Factors associated with the variation in the outcome for patients following surgery have been a topic of major interest to the medical community for some time. Now patients can access this data, to make an informed decision, when choosing a surgeon.
During my shoulder and elbow fellowship, under Prof Carr in Oxford, I was involved in the creation of a clinical-audit programme that surgeons could use to follow up their patients’ outcome after surgery. I have used this prospective collection of functional outcome-and-satisfaction rates during my entire Consultant career with over 4,000 patients entered during a 15 year period. The data stretches over a number of hospitals within which I have worked, as a consultant orthopaedic surgeon with dedicated teams, to create solid foundations for treatment advancement.
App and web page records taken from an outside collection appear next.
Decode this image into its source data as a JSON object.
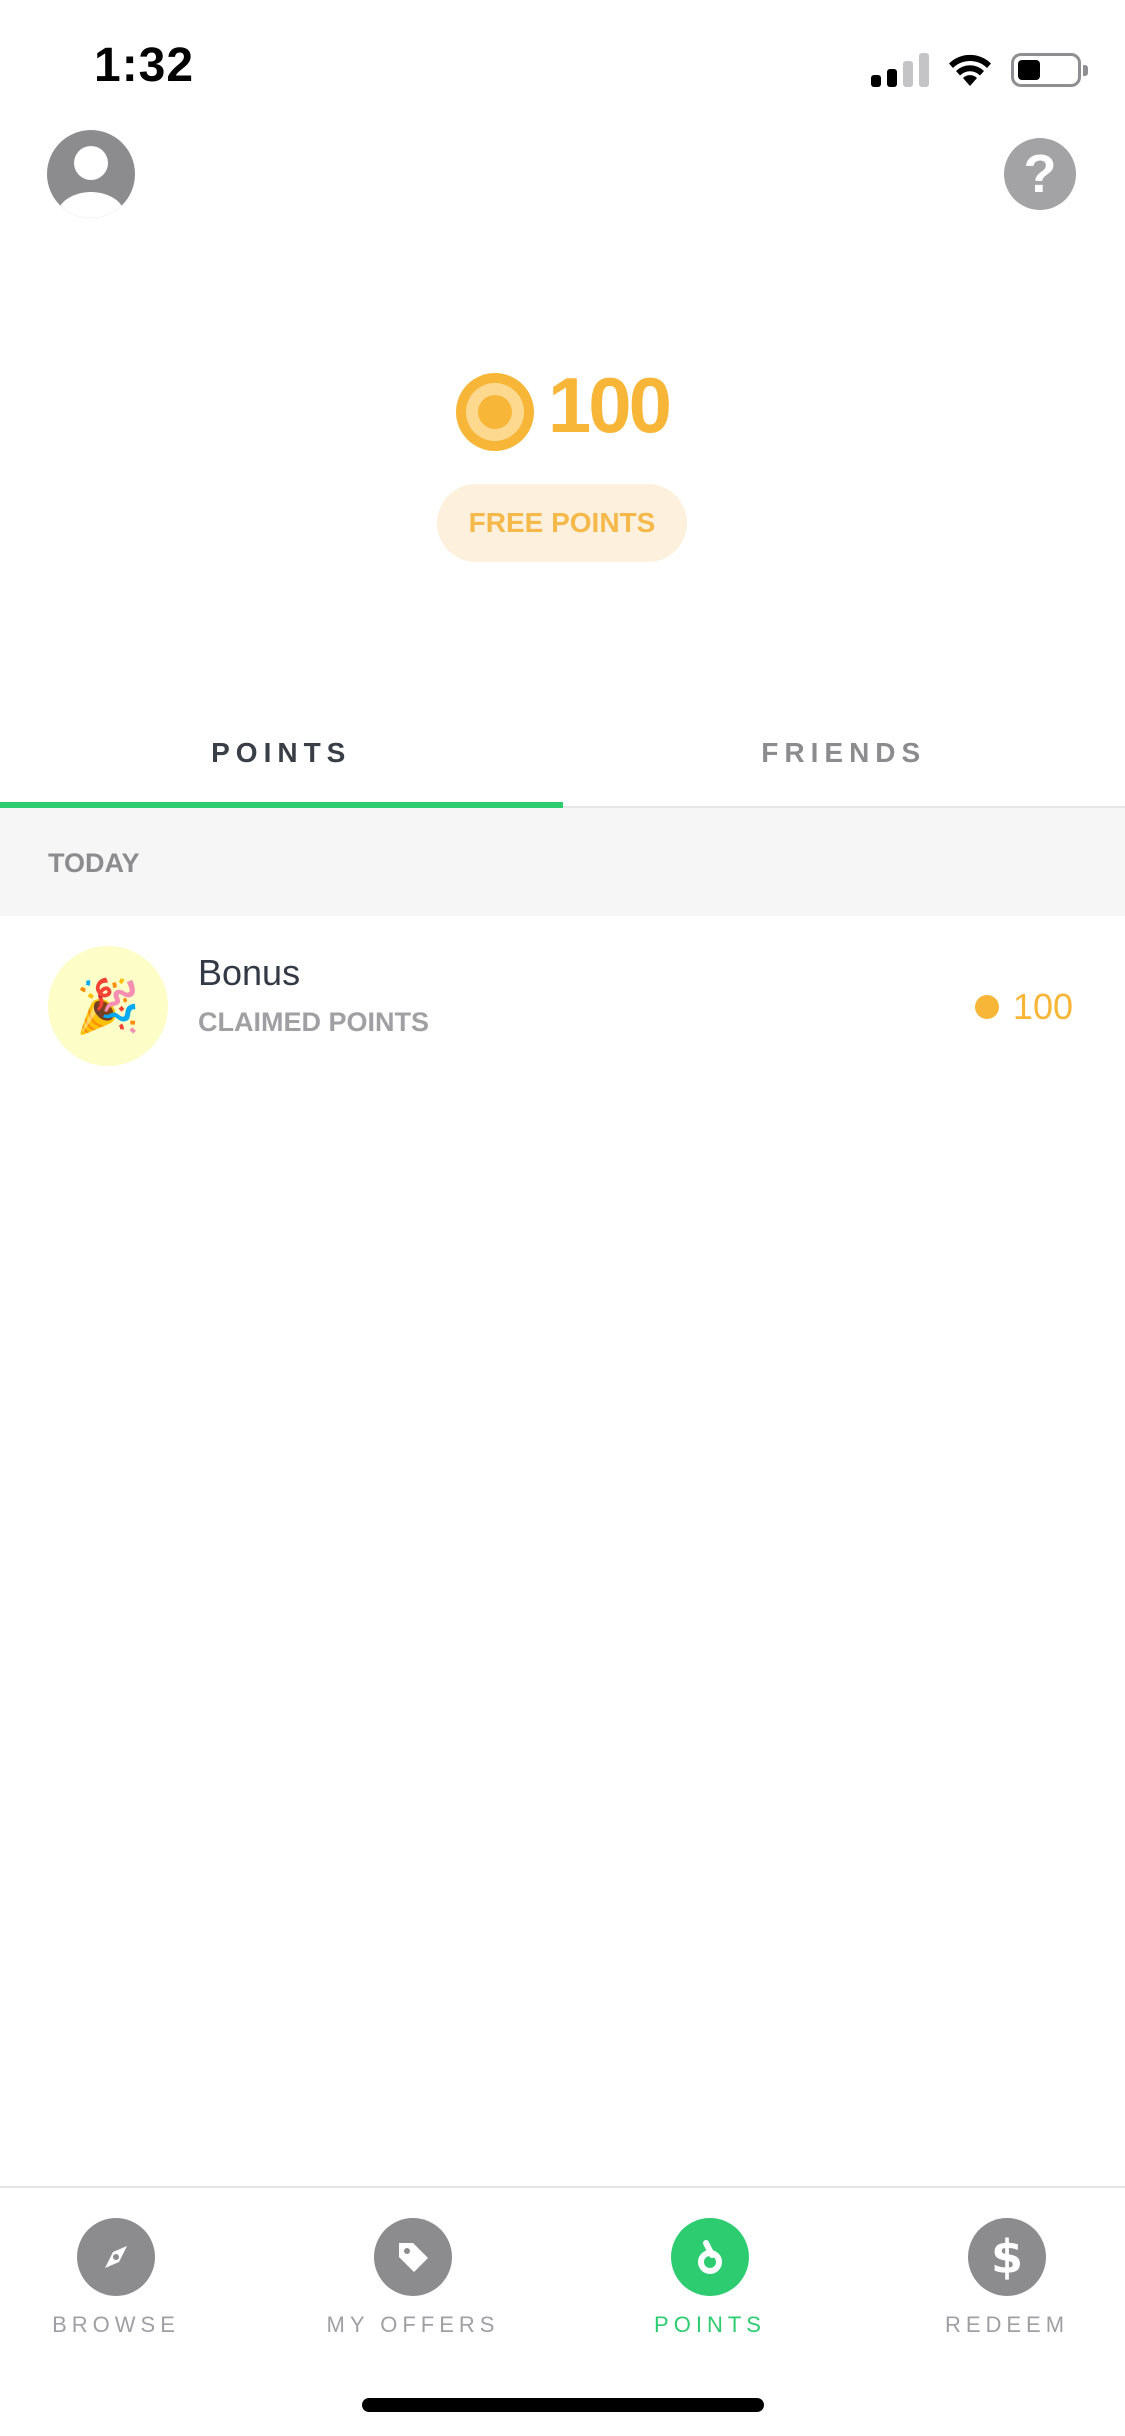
{
  "status_bar": {
    "time": "1:32",
    "signal_icon": "cellular-signal-icon",
    "wifi_icon": "wifi-icon",
    "battery_icon": "battery-icon"
  },
  "header": {
    "profile_icon": "user-avatar-icon",
    "help_label": "?"
  },
  "balance": {
    "value": "100",
    "icon": "coin-icon",
    "free_points_label": "FREE POINTS"
  },
  "colors": {
    "accent_green": "#2ecc71",
    "coin_gold": "#f7b638",
    "muted_gray": "#8c8c8f"
  },
  "tabs": [
    {
      "label": "POINTS",
      "active": true
    },
    {
      "label": "FRIENDS",
      "active": false
    }
  ],
  "section": {
    "title": "TODAY"
  },
  "activity": [
    {
      "icon": "party-popper-icon",
      "emoji": "🎉",
      "title": "Bonus",
      "subtitle": "CLAIMED POINTS",
      "points": "100"
    }
  ],
  "tabbar": [
    {
      "label": "BROWSE",
      "icon": "compass-icon",
      "active": false
    },
    {
      "label": "MY OFFERS",
      "icon": "tag-icon",
      "active": false
    },
    {
      "label": "POINTS",
      "icon": "points-icon",
      "active": true
    },
    {
      "label": "REDEEM",
      "icon": "dollar-icon",
      "active": false
    }
  ]
}
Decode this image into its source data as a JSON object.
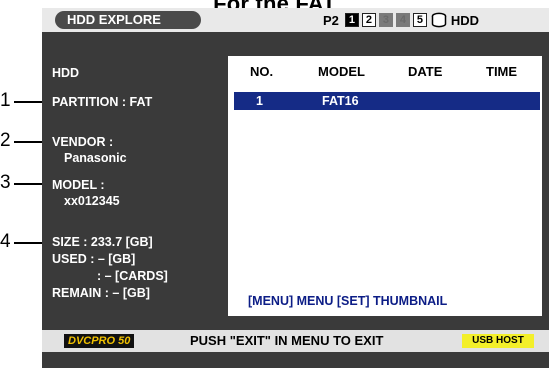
{
  "caption": "For the FAT",
  "header": {
    "title": "HDD EXPLORE",
    "p2": "P2",
    "slots": [
      "1",
      "2",
      "3",
      "4",
      "5"
    ],
    "device": "HDD"
  },
  "left": {
    "heading": "HDD",
    "partition": "PARTITION : FAT",
    "vendor_label": "VENDOR :",
    "vendor_value": "Panasonic",
    "model_label": "MODEL :",
    "model_value": "xx012345",
    "size": "SIZE : 233.7 [GB]",
    "used": "USED : – [GB]",
    "cards": ": – [CARDS]",
    "remain": "REMAIN : – [GB]"
  },
  "callouts": [
    "1",
    "2",
    "3",
    "4"
  ],
  "table": {
    "headers": [
      "NO.",
      "MODEL",
      "DATE",
      "TIME"
    ],
    "rows": [
      {
        "no": "1",
        "model": "FAT16",
        "date": "",
        "time": ""
      }
    ]
  },
  "footer_hint": "[MENU] MENU   [SET] THUMBNAIL",
  "bottom": {
    "brand": "DVCPRO 50",
    "message": "PUSH \"EXIT\" IN MENU TO EXIT",
    "usb": "USB HOST"
  }
}
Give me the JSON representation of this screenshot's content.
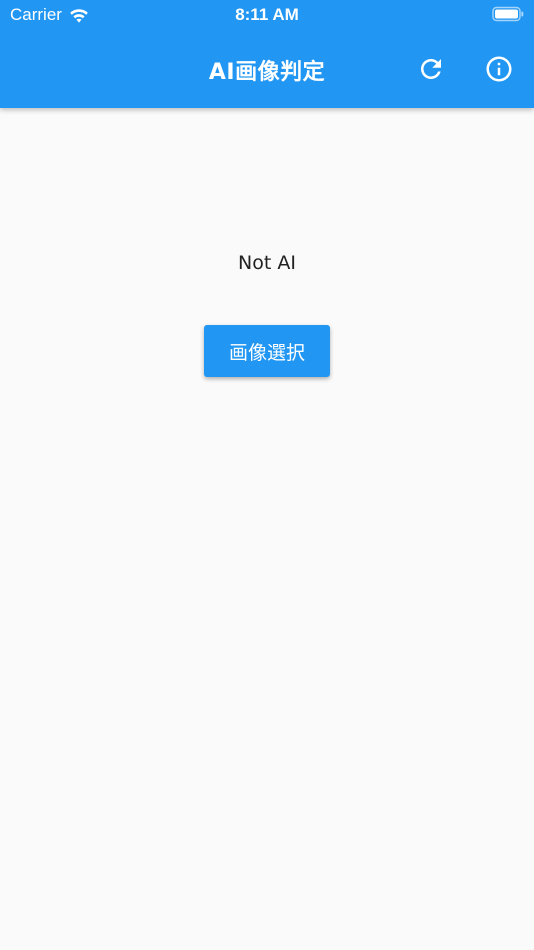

The results allow an honest and transparent view of what my patients are likely to achieve after surgery, with evidence from over 3,000 surgical procedures. This provides a confident insight into the quality of life to which they will return following surgery and appropriate rehabilitation. I believe this achieves an effective, informed consent process for patients.
All orthopaedic surgeons should be able to provide this data as it shows care and interest in what they are doing for their patients. As a patient, you should be able to see these results before making a decision about which surgeon you would like to see.
A vital aspect of this is taking into account the patient’s perspective of their treatment. Patient-reported outcome measures (PROMs) were officially adopted by NHS providers in 2009. Every patient that receives care from me is assessed before and after their treatment. This data allows my team to pinpoint any vulnerability in the patient pathway, resulting in a system that is continually improving.
Ultimately, this results in better patient care. In a sample of 2,876 patients, we found that over 99% of my patients said that they did not regret having their operation, while 93% said that they were pleased with the results so far.
Continuous entry of results allows this to be a live record of the current practice at Circle Bath Hospital in terms of overall figures as well as individual types of operations.
Andrew Chambler is a member of the Shoulder and Elbow Unit at Circle Bath Hospital alongside consultant orthopaedic surgeons Simon Gregg-Smith, Gavin Jennings, Alex Cowey and Umer Butt.
He currently operates as an orthopaedic surgeon, specialising in shoulder and elbow surgery. He brings over 15 years of medical expertise, having extensive medical experience in the public and private sector. Oxford fellowship trained, he has been awarded travelling fellowships in America and Europe by the British Elbow & Shoulder Society.
Andrew is one of a number of leading surgeons in his field. He has committed himself to further the understanding of advanced-arthroscopic techniques and joint replacements; a pursuit he first began while working at Yeovil District Hospital Foundation Trust.